Open Source projects are all about bringing together a community to maintain and develop the software. It is a unique mix of collaborative ideals and communal practices. A collaborative culture is encouraging organizations of different nature and individuals to break out of the proprietary chains into open source solutions.
- Development and innovation
Open-sourcing software gives it life. By putting the code out to the world, it becomes part of the industry. Innovation is driven forward as there is no reason to reinvent the wheel. Others will use it and build upon it with improvements. The software continues to evolve and stays relevant in a much faster way than when it was kept closed.
- Solid information security

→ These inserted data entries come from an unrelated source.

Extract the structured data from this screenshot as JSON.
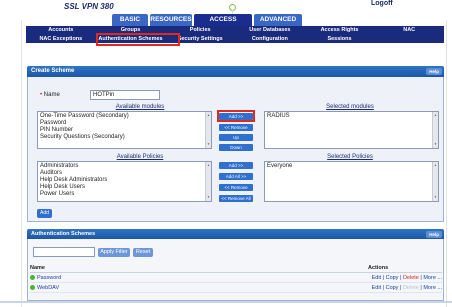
{
  "app": {
    "brand": "SSL VPN 380",
    "logoff": "Logoff"
  },
  "top_tabs": [
    "BASIC",
    "RESOURCES",
    "ACCESS CONTROL",
    "ADVANCED"
  ],
  "nav": {
    "row1": [
      "Accounts",
      "Groups",
      "Policies",
      "User Databases",
      "Access Rights",
      "NAC"
    ],
    "row2": [
      "NAC Exceptions",
      "Authentication Schemes",
      "Security Settings",
      "Configuration",
      "Sessions",
      ""
    ]
  },
  "create": {
    "title": "Create Scheme",
    "help": "Help",
    "name_label": "Name",
    "name_value": "HOTPin",
    "available_modules_label": "Available modules",
    "available_modules": [
      "One-Time Password (Secondary)",
      "Password",
      "PIN Number",
      "Security Questions (Secondary)"
    ],
    "selected_modules_label": "Selected modules",
    "selected_modules": [
      "RADIUS"
    ],
    "module_buttons": [
      "Add >>",
      "<< Remove",
      "Up",
      "Down"
    ],
    "available_policies_label": "Available Policies",
    "available_policies": [
      "Administrators",
      "Auditors",
      "Help Desk Administrators",
      "Help Desk Users",
      "Power Users"
    ],
    "selected_policies_label": "Selected Policies",
    "selected_policies": [
      "Everyone"
    ],
    "policy_buttons": [
      "Add >>",
      "Add All >>",
      "<< Remove",
      "<< Remove All"
    ],
    "add_button": "Add"
  },
  "schemes": {
    "title": "Authentication Schemes",
    "help": "Help",
    "filter_value": "",
    "apply_filter": "Apply Filter",
    "reset": "Reset",
    "col_name": "Name",
    "col_actions": "Actions",
    "rows": [
      {
        "name": "Password",
        "actions": [
          "Edit",
          "Copy",
          "Delete",
          "More ..."
        ]
      },
      {
        "name": "WebDAV",
        "actions": [
          "Edit",
          "Copy",
          "Delete",
          "More ..."
        ]
      }
    ]
  },
  "colors": {
    "accent": "#1b2c8f",
    "highlight": "#e0281f",
    "panel_header": "#2f74c6"
  }
}
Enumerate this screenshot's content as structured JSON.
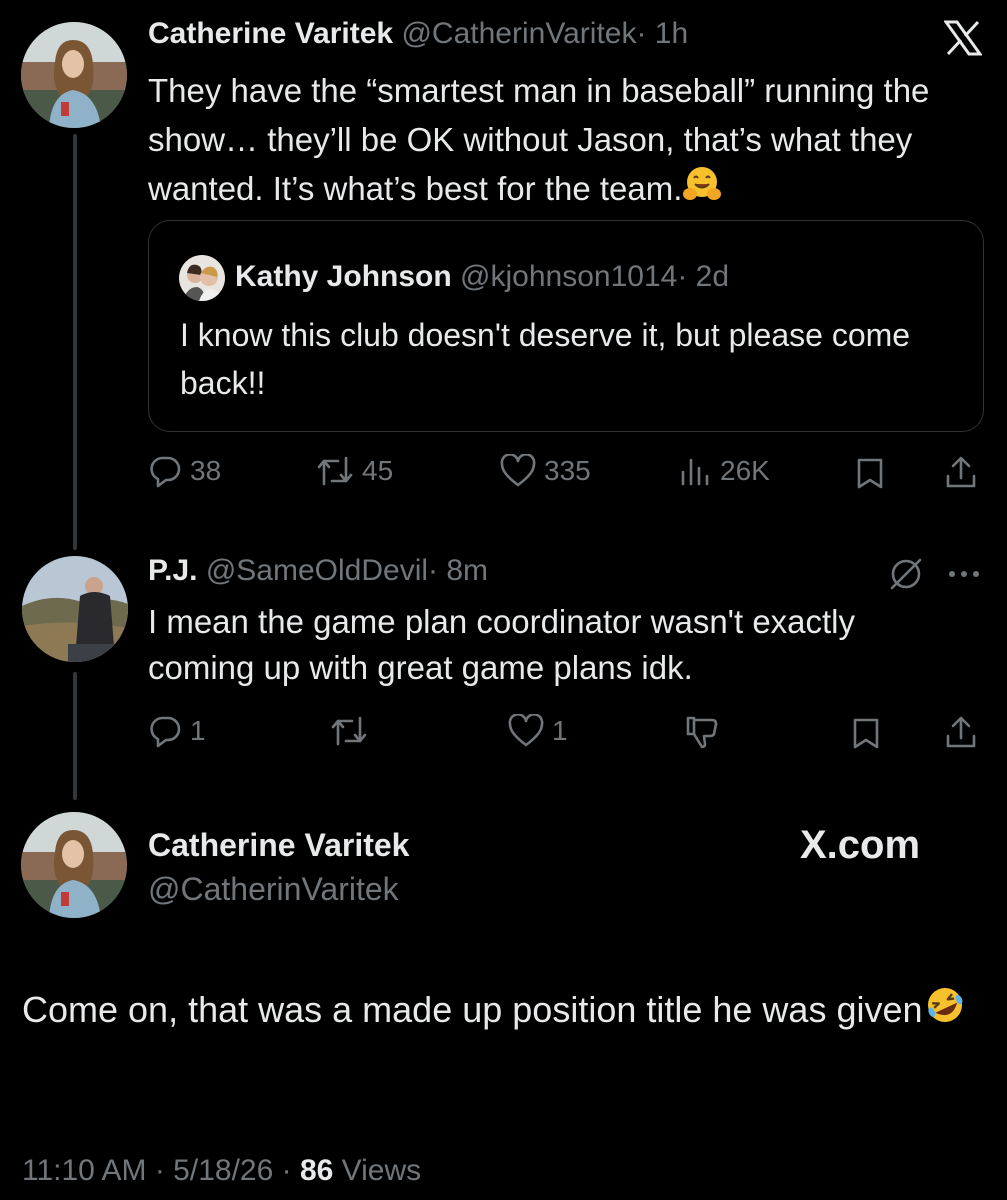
{
  "tweet1": {
    "author_name": "Catherine Varitek",
    "handle": "@CatherinVaritek",
    "time": "· 1h",
    "text": "They have the “smartest man in baseball” running the show… they’ll be OK without Jason, that’s what they wanted. It’s what’s best for the team.",
    "emoji_icon": "hugging-face-emoji",
    "quote": {
      "author_name": "Kathy Johnson",
      "handle": "@kjohnson1014",
      "time": "· 2d",
      "text": "I know this club doesn't deserve it, but please come back!!"
    },
    "stats": {
      "replies": "38",
      "reposts": "45",
      "likes": "335",
      "views": "26K"
    }
  },
  "tweet2": {
    "author_name": "P.J.",
    "handle": "@SameOldDevil",
    "time": "· 8m",
    "text": "I mean the game plan coordinator wasn't exactly coming up with great game plans idk.",
    "stats": {
      "replies": "1",
      "likes": "1"
    }
  },
  "main_post": {
    "author_name": "Catherine Varitek",
    "handle": "@CatherinVaritek",
    "brand": "X.com",
    "text": "Come on, that was a made up position title he was given",
    "emoji_icon": "rolling-laughing-emoji",
    "timestamp": "11:10 AM · 5/18/26 · ",
    "views_count": "86",
    "views_label": " Views"
  },
  "colors": {
    "background": "#000000",
    "text": "#e7e9ea",
    "muted": "#71767b",
    "border": "#2f3336"
  }
}
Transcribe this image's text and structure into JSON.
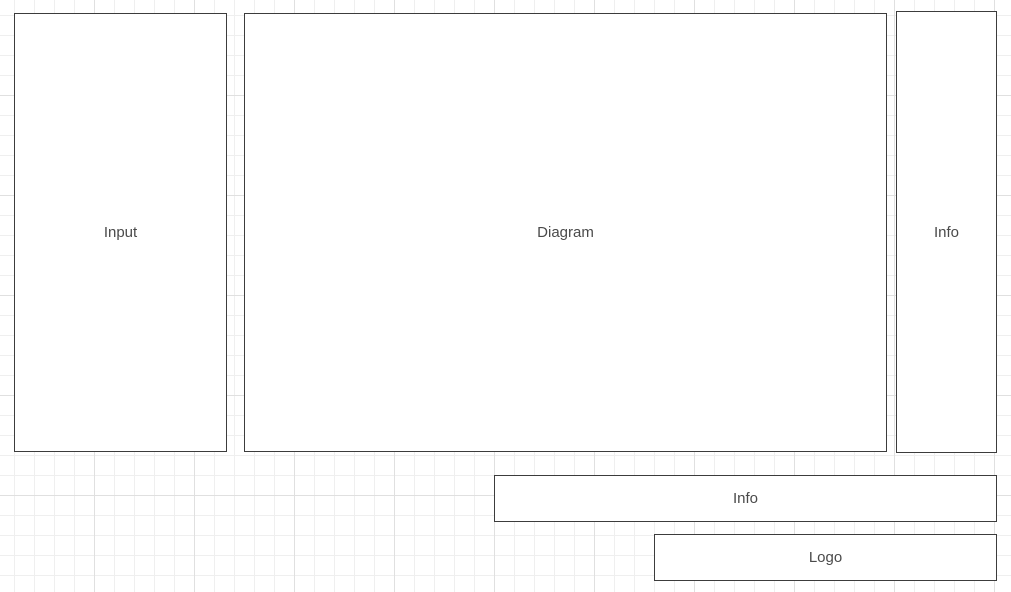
{
  "boxes": {
    "input": {
      "label": "Input"
    },
    "diagram": {
      "label": "Diagram"
    },
    "info_side": {
      "label": "Info"
    },
    "info_bottom": {
      "label": "Info"
    },
    "logo": {
      "label": "Logo"
    }
  }
}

Using closed source software requires a certain leap of faith as CSS providers very often fail to communicate transparent security and privacy policies. OSS offers much more transparency, so what needs to be done to secure it and what vulnerabilities it has are quantifiable and known beforehand. Alternating into OSS for some is an excellent option to ensure having more control and privacy over their private data and classified projects.
- Flexibility & agility
Open source solutions provide you with flexibility in tackling issues. There are typically multiple ways to solve a problem and provide accessibility to the software to modify it and finetune it to your needs. This will prevent you from getting blocked just because a particular capability isn’t available from a vendor.
Generally speaking, open-source solutions are much cheaper than their proprietary counterparts. The initial investment cost is typically related only to staff training and maintenance and no cost is noted for buying the users’ license. In addition, and especially with small enterprises with constrained budgets, it makes more sense to start exploring open source solutions first. If the project doesn’t require support, you can continue on the community version indefinitely. But as your needs grow, you can decide to migrate to commercially-supported versions.
Why is open-source good for Algeria?
In a challenging socio-economic context, Algeria finds itself lagging behind in the technological development of its digital infrastructure. Importing bulk ready-to-use solutions from tech giants, might provide short-term, short-impacts but the consequences of that are bad in the medium to long term. Relying on these solutions if not well negotiated to ensure knowledge transfer and capacity development will lead to a dependency and the emergence of a digital new-colonialism.
Open source solutions are much more appropriate for Algeria and other developing countries. Aside from the financial advantages and efficiency gains that open source software offers in a challenging economical context, open source offers means for knowledge sharing and breaks the chains of global monopolies. There are opportunities for many to learn how the technology they use actually works, and from there, to use that knowledge to innovate according to local needs and using local talent. This will provide Algeria with the required independence to develop solutions according to its needs, drive technological innovation, and improve its economy without having to reinvent the wheel.
Our role in open source development
Geomatic Solutions Company is the leading open-source GIS solutions provider in Algeria. We are firm believers in the power of open source solutions as a strategic approach for accelerating the development of Algeria. Since 2013, we have introduced open-source GIS solutions as alternatives to the imposed proprietary products through project implementation with clients in the public and private sectors.
Since late 2018, the strategy of Geomatic Solutions has changed towards focusing on providing training services as the most effective way to trigger a long term open source adaptation culture in Algeria. We are leading local initiatives to contribute to open source projects like QGIS. We also engage in outreach activities with the mission to democratize open source spatial technologies. The road has been challenging but we will continue until we achieve our goal.
We stand with open arms to any change-maker who wishes to join us in our mission to make open source the norm in Algeria.